The thickness of the myocardium varies in different parts of the heart. The atrial myocardium is thin as it has to do small amount of work in pumping blood to ventricles only. But the ventricular myocardium is thick as the ventricles do most of the works of the heart for pumping the blood throughout the body by way of the blood vessels. The ventricular myocardium sends out projections in the ventricular.
The endocardium has thin layer which overlaps the connective tissue layer. It gives a soft lining for the heart chambers and envelops the valves of the heart.
Valves of the Heart
There are different openings or orifices are present in the heart. These openings are guarded by valves. To circulate the blood strictly in one direction and to prevent any admixture between arterial and venous blood, four sets of valves are present in the heart.
Each atrium opens into the ventricle of its own side through atrio-ventricular apertures. The right aperture is guarded by the tricuspid valve and the left by bicuspid valve or mitral valve. Part of each valve is attached to the fibro-tendinous ring which surrounds the two atrio-ventricular apertures. The free margins are attached to the papillary muscles of the ventricles by strong chordac tendineae. The base of the aorta and pulmonary artery are guarded by aortic or semilunar valves.
The heart is made up of involuntary striated muscle which is known as cardiac muscle. Cardiac muscles share some features with the muscles namely the smooth type and the skeletal type but have some features that make difference to others. The features are:
Some special type of tissues is present in the heart. They are known as junctional tissues of the heart. It is mainly of four types:
1. Sino-atrial nodes (S.A. node): It is present at the base of the superior vena cava in the right atrium.
2. Atrio-ventricular node (A.V. node): It is present in the right atrium just above the atrio-ventricular septum.
3. Bundle of His: These are a bundle of fibres originating from A.V. node which passes along the intraventricular septum.
4. Purkinje fibres: These are fibrous structures that arise from the branches of bundle of His and end within the ventricular muscle. The function of these junctional tissue is to initiate and to conduct cardiac impulse. S.A. node initiates 70-80 times cardiac impulse which regulates the rhythmicity of the heart beats 70-80 time (average 72 times) per minute. Thus S.A. node is known as pace maker of the heart.

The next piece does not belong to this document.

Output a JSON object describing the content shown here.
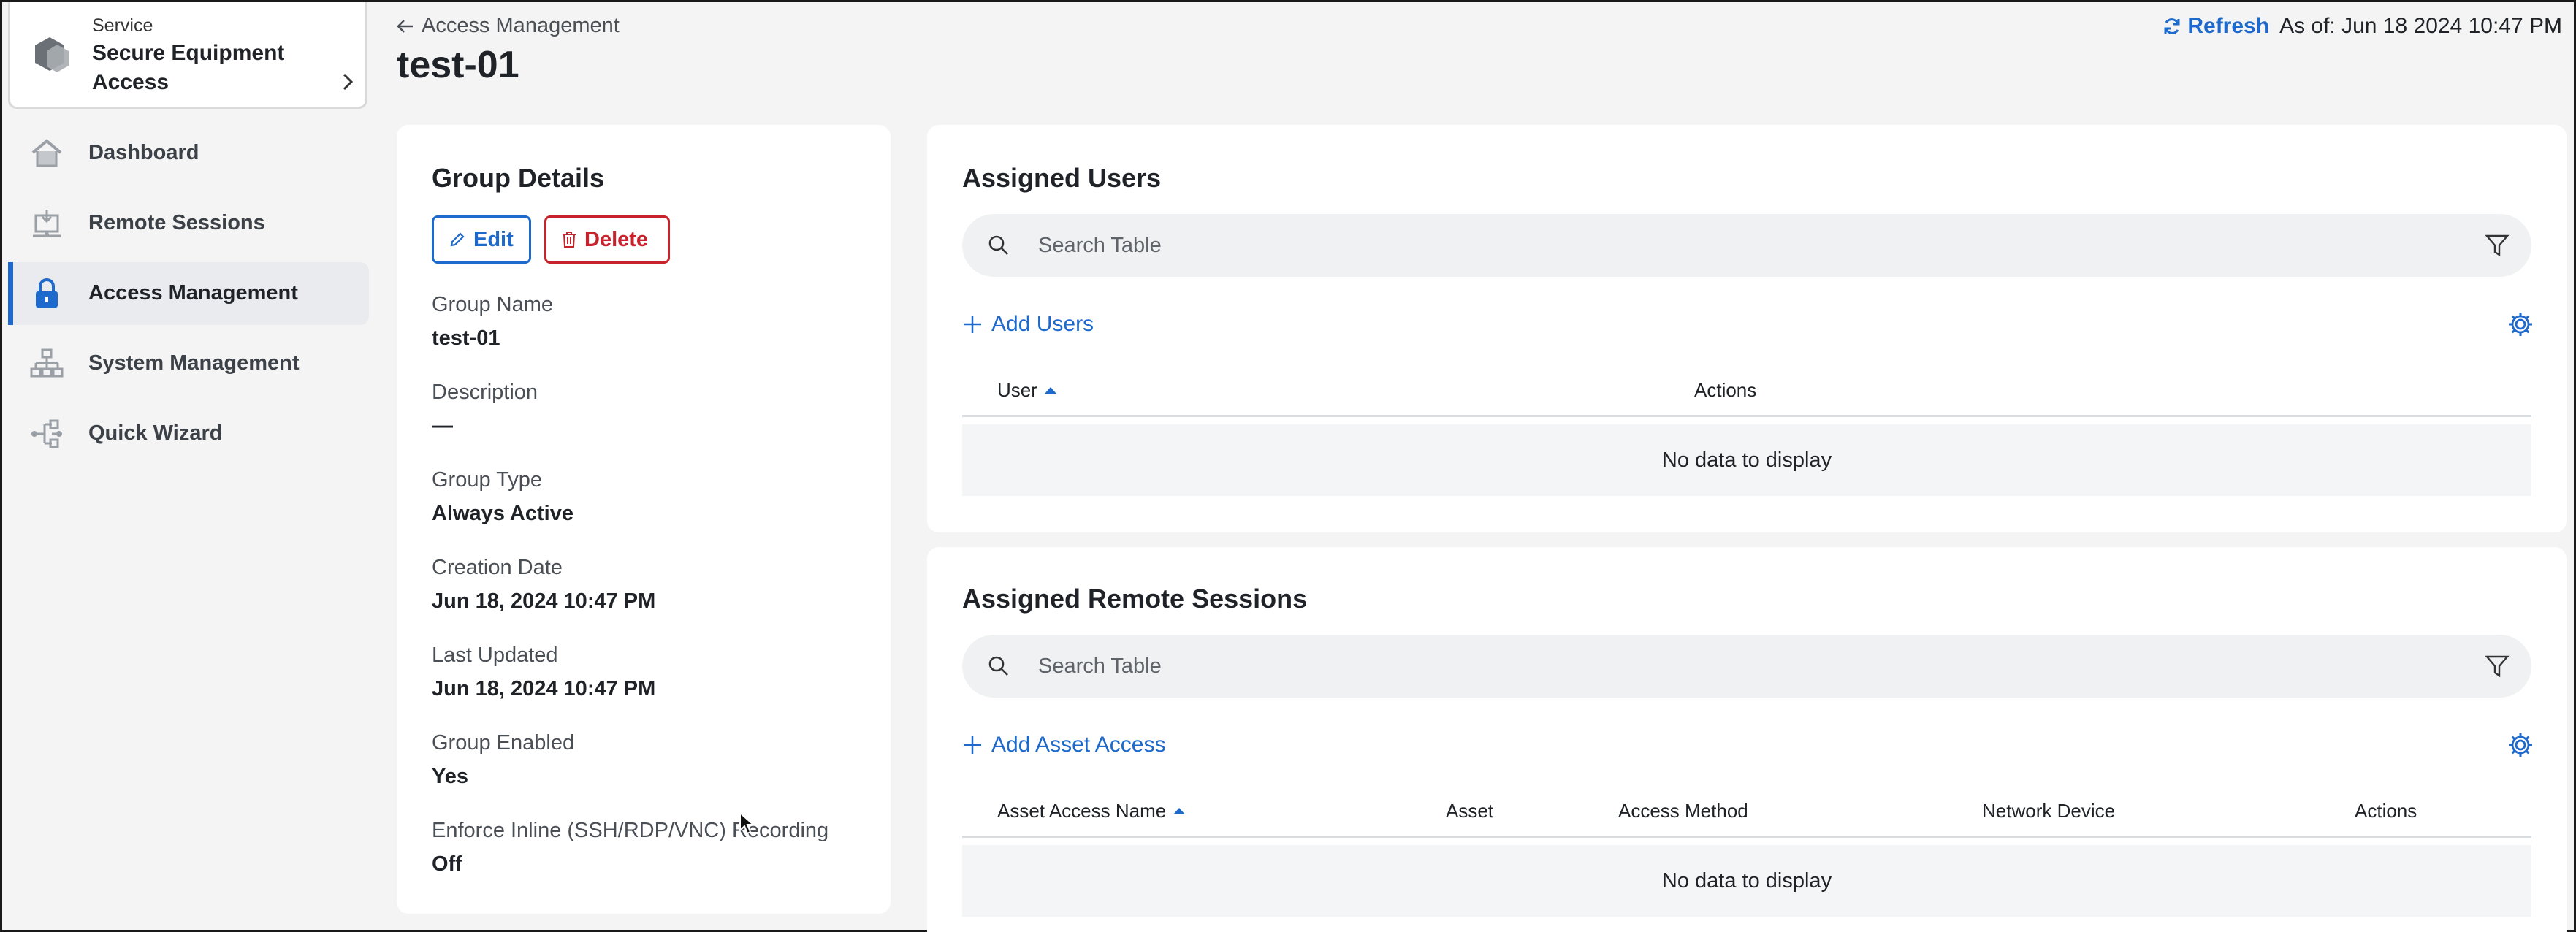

Blood Circulation Through the Heart
The heart is the central receiving and pumping organ of the circulatory system. The heart pumps around 2000 gallons of blood everyday and beats nearly 100000 times per day. Due to its constant rhythmic contraction-relaxation blood can flow throughout the body. The contraction and relaxation of the heart termed as systole and diastole respectively.
All parts of the heart do not contract or relax at a time. When atria are contracted then the ventricles become relaxed and this happen vice-versa. As a result, continuous flow maintain throughout the heart. The human heart has two routes through which blood pass, in and out of the heart. This type of circulation is called the double circuit circulation. During blood circulation the right and left sides of the heart work together.